I love branding a new site!

Sometimes it can take some time. For my TwinsMommy blog, I’ve changed the theme, color and logo and I might change the logo again. I’ve also added secondary colors which is a big step because all my other blogs only have one color!

TwinsMommy first was a feminine site for work at home moms. Now, it’s a creative, colorful and fun site for moms wanting to be mompreneurs.

I think it’s okay if you don’t have a vision right away. Sometimes it will evolve simply by the type of audience you attract!

Miranda, lots of great tips here. Wow…branding a new site is a lot of hard work and I feel that even someone who follows these steps will have to step back 3-6 months later and see how their blog has evolved…It’s never cast in stone. I love the tip of coming up with adjectives to describe your brand. That should give you lots of clues on where to begin..but what I’ve noticed from my own experience is at times unknowingly you may attract a different subset of audience than you originally planned for and though it’s not fun to rethink… Read more »

The article was helpful.
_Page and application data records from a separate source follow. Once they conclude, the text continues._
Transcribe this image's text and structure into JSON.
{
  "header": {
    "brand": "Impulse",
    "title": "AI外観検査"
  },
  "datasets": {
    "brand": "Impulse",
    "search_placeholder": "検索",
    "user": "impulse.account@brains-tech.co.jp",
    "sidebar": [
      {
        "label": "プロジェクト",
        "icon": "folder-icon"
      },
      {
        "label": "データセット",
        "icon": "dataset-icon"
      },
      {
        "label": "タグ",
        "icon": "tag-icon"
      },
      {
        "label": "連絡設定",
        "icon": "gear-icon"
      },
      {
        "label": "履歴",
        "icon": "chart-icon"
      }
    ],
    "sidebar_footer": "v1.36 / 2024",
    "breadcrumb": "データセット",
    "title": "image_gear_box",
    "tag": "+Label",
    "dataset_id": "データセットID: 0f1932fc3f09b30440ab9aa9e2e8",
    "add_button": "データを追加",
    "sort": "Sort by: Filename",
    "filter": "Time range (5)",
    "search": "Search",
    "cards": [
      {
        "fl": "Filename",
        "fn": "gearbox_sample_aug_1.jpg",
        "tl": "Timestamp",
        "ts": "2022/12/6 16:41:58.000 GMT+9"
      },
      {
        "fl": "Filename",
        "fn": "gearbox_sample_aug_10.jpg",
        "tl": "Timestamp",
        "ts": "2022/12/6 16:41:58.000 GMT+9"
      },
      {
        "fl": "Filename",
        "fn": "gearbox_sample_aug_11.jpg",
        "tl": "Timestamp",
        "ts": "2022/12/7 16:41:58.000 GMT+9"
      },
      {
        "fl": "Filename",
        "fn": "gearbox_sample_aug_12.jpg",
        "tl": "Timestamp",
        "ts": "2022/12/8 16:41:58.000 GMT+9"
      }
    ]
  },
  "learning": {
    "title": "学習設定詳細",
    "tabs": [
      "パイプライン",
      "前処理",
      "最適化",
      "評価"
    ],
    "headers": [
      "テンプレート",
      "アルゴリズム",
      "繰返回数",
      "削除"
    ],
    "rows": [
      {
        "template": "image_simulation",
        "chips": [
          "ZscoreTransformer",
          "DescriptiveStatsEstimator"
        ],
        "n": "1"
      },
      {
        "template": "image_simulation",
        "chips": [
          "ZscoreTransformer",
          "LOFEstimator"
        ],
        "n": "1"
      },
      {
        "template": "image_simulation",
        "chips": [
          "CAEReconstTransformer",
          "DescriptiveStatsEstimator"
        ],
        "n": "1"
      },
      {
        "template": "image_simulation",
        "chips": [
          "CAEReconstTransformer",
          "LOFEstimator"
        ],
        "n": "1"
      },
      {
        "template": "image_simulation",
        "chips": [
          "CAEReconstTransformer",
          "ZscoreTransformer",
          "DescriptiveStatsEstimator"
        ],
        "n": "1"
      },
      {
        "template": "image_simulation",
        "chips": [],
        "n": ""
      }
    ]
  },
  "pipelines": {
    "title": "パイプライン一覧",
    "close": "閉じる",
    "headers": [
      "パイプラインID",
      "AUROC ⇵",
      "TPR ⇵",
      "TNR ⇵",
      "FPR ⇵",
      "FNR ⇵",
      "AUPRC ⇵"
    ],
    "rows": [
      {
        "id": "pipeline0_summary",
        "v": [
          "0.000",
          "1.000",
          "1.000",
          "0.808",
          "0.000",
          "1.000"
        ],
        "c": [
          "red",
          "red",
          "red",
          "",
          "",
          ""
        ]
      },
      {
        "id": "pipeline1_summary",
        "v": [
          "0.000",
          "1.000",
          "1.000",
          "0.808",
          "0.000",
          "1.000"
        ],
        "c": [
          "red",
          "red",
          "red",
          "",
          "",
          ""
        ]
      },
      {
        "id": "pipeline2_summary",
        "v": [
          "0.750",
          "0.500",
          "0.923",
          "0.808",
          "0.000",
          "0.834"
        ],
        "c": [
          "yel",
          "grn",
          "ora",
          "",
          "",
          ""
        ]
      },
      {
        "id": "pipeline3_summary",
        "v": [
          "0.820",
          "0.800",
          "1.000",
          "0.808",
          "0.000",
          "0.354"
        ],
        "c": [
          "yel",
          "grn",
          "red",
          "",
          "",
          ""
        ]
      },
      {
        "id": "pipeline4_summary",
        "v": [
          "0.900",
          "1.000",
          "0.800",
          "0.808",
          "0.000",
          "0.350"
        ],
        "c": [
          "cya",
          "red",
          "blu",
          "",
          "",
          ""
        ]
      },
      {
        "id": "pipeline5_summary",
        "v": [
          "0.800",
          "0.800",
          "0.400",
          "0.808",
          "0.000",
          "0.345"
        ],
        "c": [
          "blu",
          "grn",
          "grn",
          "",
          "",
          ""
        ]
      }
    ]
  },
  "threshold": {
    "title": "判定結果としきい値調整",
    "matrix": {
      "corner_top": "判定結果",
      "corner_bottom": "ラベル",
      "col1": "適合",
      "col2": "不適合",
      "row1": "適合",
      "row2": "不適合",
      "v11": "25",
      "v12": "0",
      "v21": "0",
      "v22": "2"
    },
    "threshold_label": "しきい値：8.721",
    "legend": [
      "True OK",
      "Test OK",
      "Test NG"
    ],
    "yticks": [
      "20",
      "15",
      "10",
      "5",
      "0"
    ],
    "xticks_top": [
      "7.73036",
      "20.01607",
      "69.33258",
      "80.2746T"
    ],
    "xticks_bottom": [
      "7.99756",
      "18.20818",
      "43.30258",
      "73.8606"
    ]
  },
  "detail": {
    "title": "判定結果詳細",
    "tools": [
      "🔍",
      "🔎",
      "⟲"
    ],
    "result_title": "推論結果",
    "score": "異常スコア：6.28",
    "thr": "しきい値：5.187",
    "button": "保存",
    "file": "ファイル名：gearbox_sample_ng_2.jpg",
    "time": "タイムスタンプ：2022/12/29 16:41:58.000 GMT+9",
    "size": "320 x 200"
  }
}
Although I am working on my brand, I had not decided on my one sentence to describe what I want to convey and share. But now I have. Thank you.